Predicting Rugby 7s Positions with Match-Play Statistics
The American Statistical Association for its 2019 Datafest, provided teams with a large dataset featuring one season’s worth of self-reported wellness data, training data, match results and match-play data for the Canadian Female Rugby team. The objective proposed by the organizers was simply to derive some insights from it. In choosing how to analyze the data, we found that because there were so few match results, it wouldn’t be statistically sound to attempt to find correlations. Instead, we found that we could make very accurate predictions about how obedient players were about the positions they were supposed to play on a second-to-second basis.
How consistently professional rugby players, or any team sport players for that matter, stick to the positions determined by the coach can be the difference between winning and losing matches. We:
• Leveraged millions of geospatial time-series data points from the Canadian Female Rugby 7s team season-long match-play data to get summary statistics on a second per second basis.
• Implemented two unsupervised models to predict the player positions at any given moment during any given game. One was a decision tree based on speed, distance and acceleration distributions drawn from a Rugby-specific academic paper. The other was a k-means model with k=6 accounting for 5 player positions and the bench. These models yielded an accuracy of 73% and 82% respectively.
• Won “Best Use of External Data” at American Statistical Association (ASA) Datafest 2019 competition.

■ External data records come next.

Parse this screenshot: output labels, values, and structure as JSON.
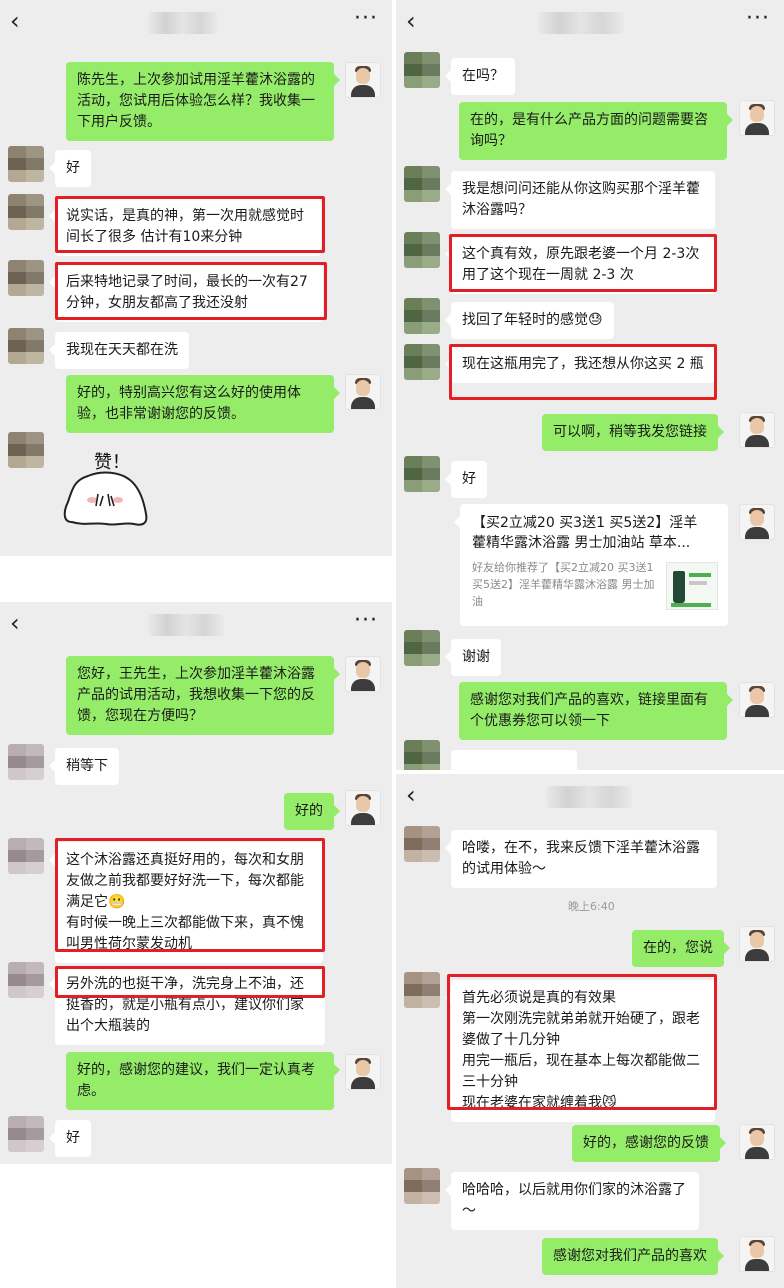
{
  "common": {
    "back_icon": "‹",
    "more_icon": "···"
  },
  "panel1": {
    "messages": [
      {
        "side": "right",
        "text": "陈先生，上次参加试用淫羊藿沐浴露的活动，您试用后体验怎么样？我收集一下用户反馈。"
      },
      {
        "side": "left",
        "text": "好"
      },
      {
        "side": "left",
        "text": "说实话，是真的神，第一次用就感觉时间长了很多 估计有10来分钟"
      },
      {
        "side": "left",
        "text": "后来特地记录了时间，最长的一次有27分钟，女朋友都高了我还没射"
      },
      {
        "side": "left",
        "text": "我现在天天都在洗"
      },
      {
        "side": "right",
        "text": "好的，特别高兴您有这么好的使用体验，也非常谢谢您的反馈。"
      }
    ],
    "sticker_text": "赞！"
  },
  "panel2": {
    "messages": [
      {
        "side": "right",
        "text": "您好，王先生，上次参加淫羊藿沐浴露产品的试用活动，我想收集一下您的反馈，您现在方便吗？"
      },
      {
        "side": "left",
        "text": "稍等下"
      },
      {
        "side": "right",
        "text": "好的"
      },
      {
        "side": "left",
        "text": "这个沐浴露还真挺好用的，每次和女朋友做之前我都要好好洗一下，每次都能满足它😬\n有时候一晚上三次都能做下来，真不愧叫男性荷尔蒙发动机"
      },
      {
        "side": "left",
        "text": "另外洗的也挺干净，洗完身上不油，还挺香的，就是小瓶有点小，建议你们家出个大瓶装的"
      },
      {
        "side": "right",
        "text": "好的，感谢您的建议，我们一定认真考虑。"
      },
      {
        "side": "left",
        "text": "好"
      }
    ]
  },
  "panel3": {
    "messages": [
      {
        "side": "left",
        "text": "在吗？"
      },
      {
        "side": "right",
        "text": "在的，是有什么产品方面的问题需要咨询吗？"
      },
      {
        "side": "left",
        "text": "我是想问问还能从你这购买那个淫羊藿沐浴露吗？"
      },
      {
        "side": "left",
        "text": "这个真有效，原先跟老婆一个月 2-3次 用了这个现在一周就 2-3 次"
      },
      {
        "side": "left",
        "text": "找回了年轻时的感觉😓"
      },
      {
        "side": "left",
        "text": "现在这瓶用完了，我还想从你这买 2 瓶"
      },
      {
        "side": "right",
        "text": "可以啊，稍等我发您链接"
      },
      {
        "side": "left",
        "text": "好"
      },
      {
        "side": "left",
        "text": "谢谢"
      },
      {
        "side": "right",
        "text": "感谢您对我们产品的喜欢，链接里面有个优惠券您可以领一下"
      }
    ],
    "link_card": {
      "title": "【买2立减20 买3送1 买5送2】淫羊藿精华露沐浴露 男士加油站 草本...",
      "desc": "好友给你推荐了【买2立减20 买3送1 买5送2】淫羊藿精华露沐浴露 男士加油"
    }
  },
  "panel4": {
    "messages": [
      {
        "side": "left",
        "text": "哈喽，在不，我来反馈下淫羊藿沐浴露的试用体验～"
      },
      {
        "side": "right",
        "text": "在的，您说"
      },
      {
        "side": "left",
        "text": "首先必须说是真的有效果\n第一次刚洗完就弟弟就开始硬了，跟老婆做了十几分钟\n用完一瓶后，现在基本上每次都能做二三十分钟\n现在老婆在家就缠着我😼"
      },
      {
        "side": "right",
        "text": "好的，感谢您的反馈"
      },
      {
        "side": "left",
        "text": "哈哈哈，以后就用你们家的沐浴露了～"
      },
      {
        "side": "right",
        "text": "感谢您对我们产品的喜欢"
      }
    ],
    "timestamp": "晚上6:40"
  }
}
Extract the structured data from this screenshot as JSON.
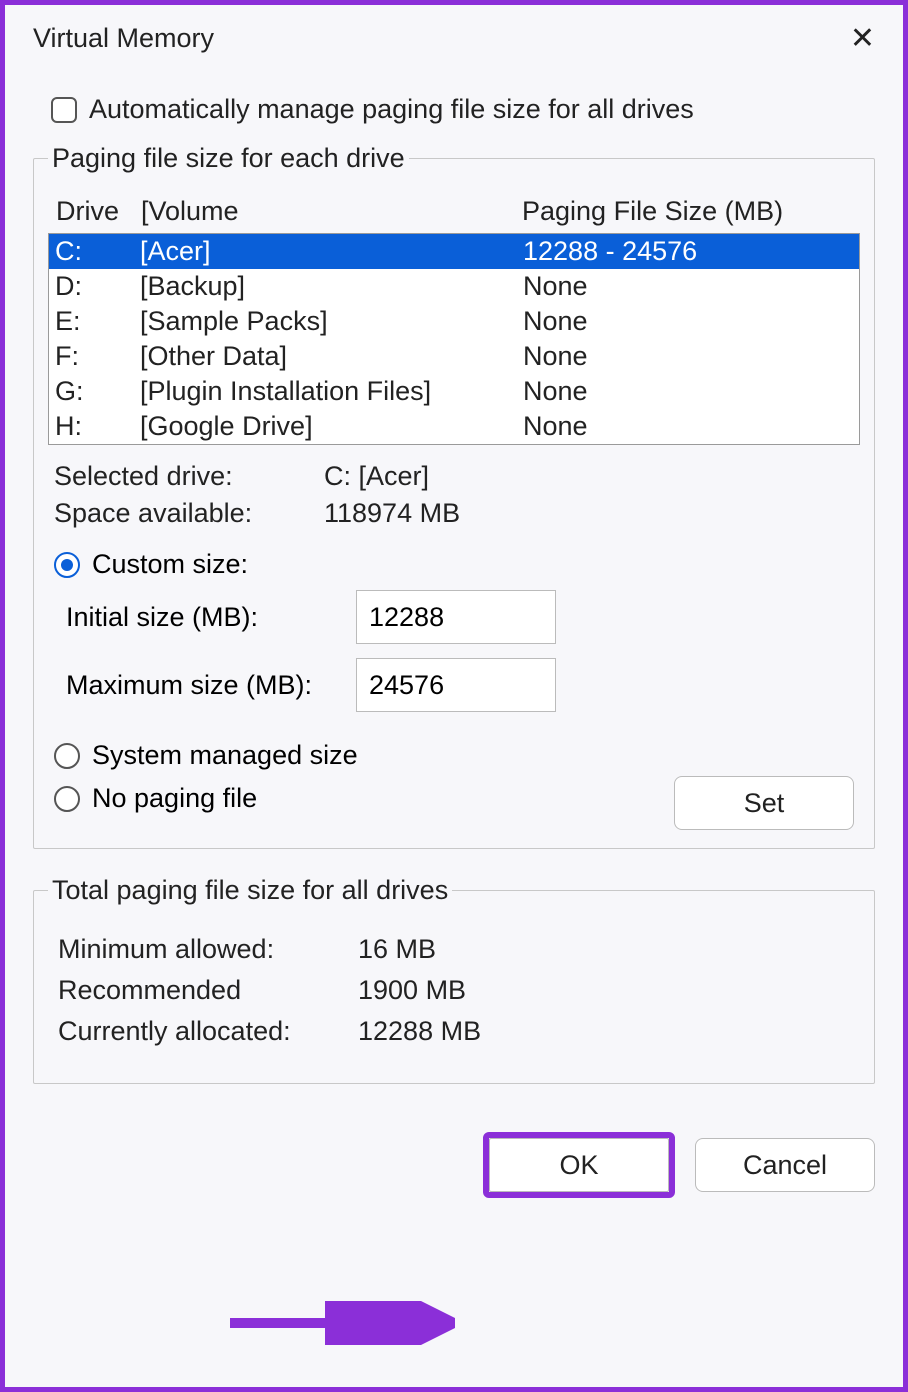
{
  "title": "Virtual Memory",
  "auto_manage_label": "Automatically manage paging file size for all drives",
  "group1": {
    "legend": "Paging file size for each drive",
    "header_drive": "Drive",
    "header_volume": "[Volume",
    "header_size": "Paging File Size (MB)",
    "drives": [
      {
        "letter": "C:",
        "volume": "[Acer]",
        "size": "12288 - 24576",
        "selected": true
      },
      {
        "letter": "D:",
        "volume": "[Backup]",
        "size": "None",
        "selected": false
      },
      {
        "letter": "E:",
        "volume": "[Sample Packs]",
        "size": "None",
        "selected": false
      },
      {
        "letter": "F:",
        "volume": "[Other Data]",
        "size": "None",
        "selected": false
      },
      {
        "letter": "G:",
        "volume": "[Plugin Installation Files]",
        "size": "None",
        "selected": false
      },
      {
        "letter": "H:",
        "volume": "[Google Drive]",
        "size": "None",
        "selected": false
      }
    ],
    "selected_drive_label": "Selected drive:",
    "selected_drive_value": "C:  [Acer]",
    "space_label": "Space available:",
    "space_value": "118974 MB",
    "radio_custom": "Custom size:",
    "initial_label": "Initial size (MB):",
    "initial_value": "12288",
    "maximum_label": "Maximum size (MB):",
    "maximum_value": "24576",
    "radio_system": "System managed size",
    "radio_none": "No paging file",
    "set_button": "Set"
  },
  "group2": {
    "legend": "Total paging file size for all drives",
    "min_label": "Minimum allowed:",
    "min_value": "16 MB",
    "rec_label": "Recommended",
    "rec_value": "1900 MB",
    "cur_label": "Currently allocated:",
    "cur_value": "12288 MB"
  },
  "buttons": {
    "ok": "OK",
    "cancel": "Cancel"
  }
}
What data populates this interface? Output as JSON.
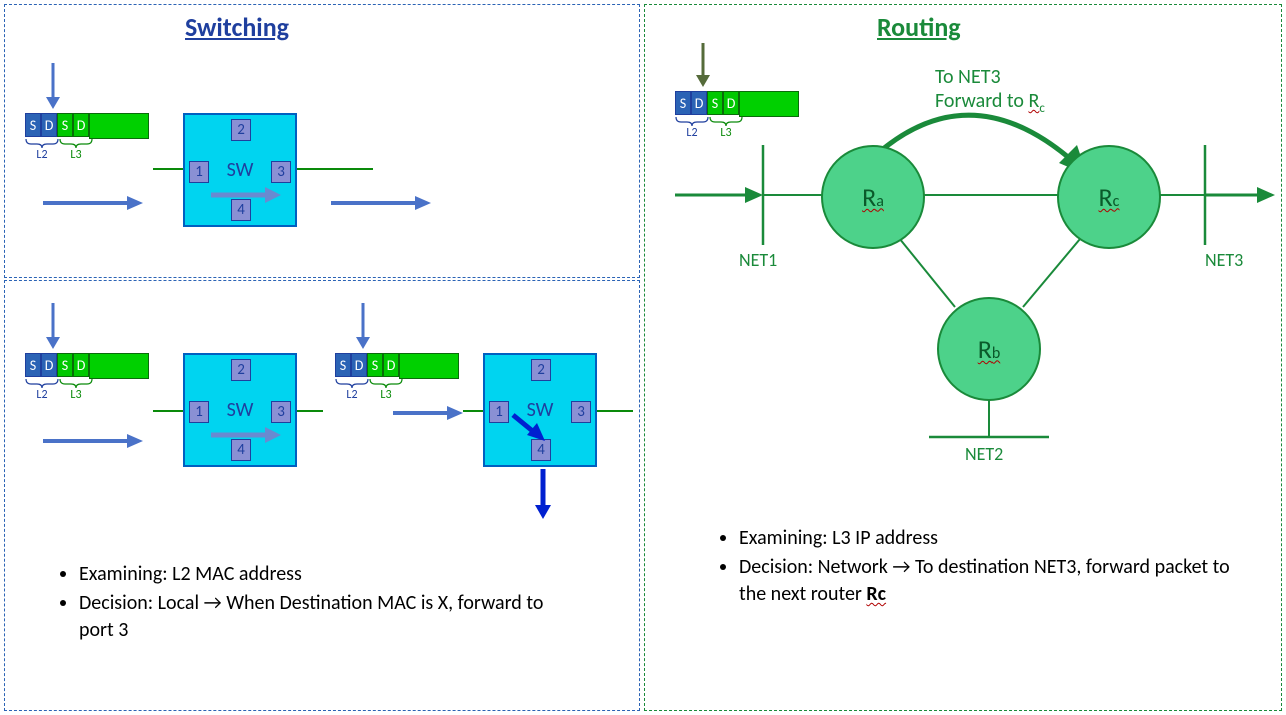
{
  "titles": {
    "switching": "Switching",
    "routing": "Routing"
  },
  "packet": {
    "s1": "S",
    "d1": "D",
    "s2": "S",
    "d2": "D",
    "l2": "L2",
    "l3": "L3"
  },
  "switch": {
    "label": "SW",
    "p1": "1",
    "p2": "2",
    "p3": "3",
    "p4": "4"
  },
  "routers": {
    "ra": "a",
    "rb": "b",
    "rc": "c",
    "prefix": "R"
  },
  "nets": {
    "n1": "NET1",
    "n2": "NET2",
    "n3": "NET3"
  },
  "fwd": {
    "line1": "To NET3",
    "line2_pre": "Forward to ",
    "line2_r": "R",
    "line2_sub": "c"
  },
  "bullets_switch": {
    "b1": "Examining: L2 MAC address",
    "b2": "Decision: Local → When Destination MAC is X, forward to port 3"
  },
  "bullets_route": {
    "b1": "Examining: L3 IP address",
    "b2_pre": "Decision: Network → To destination NET3, forward packet to the next router ",
    "b2_r": "Rc"
  }
}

Using data from the Canadian female rugby team, my team and I won the American Statistical Association’s “Best Use of External Data” at their 2019 Datafest competition by predicting how well each player stuck the position they were assigned to play.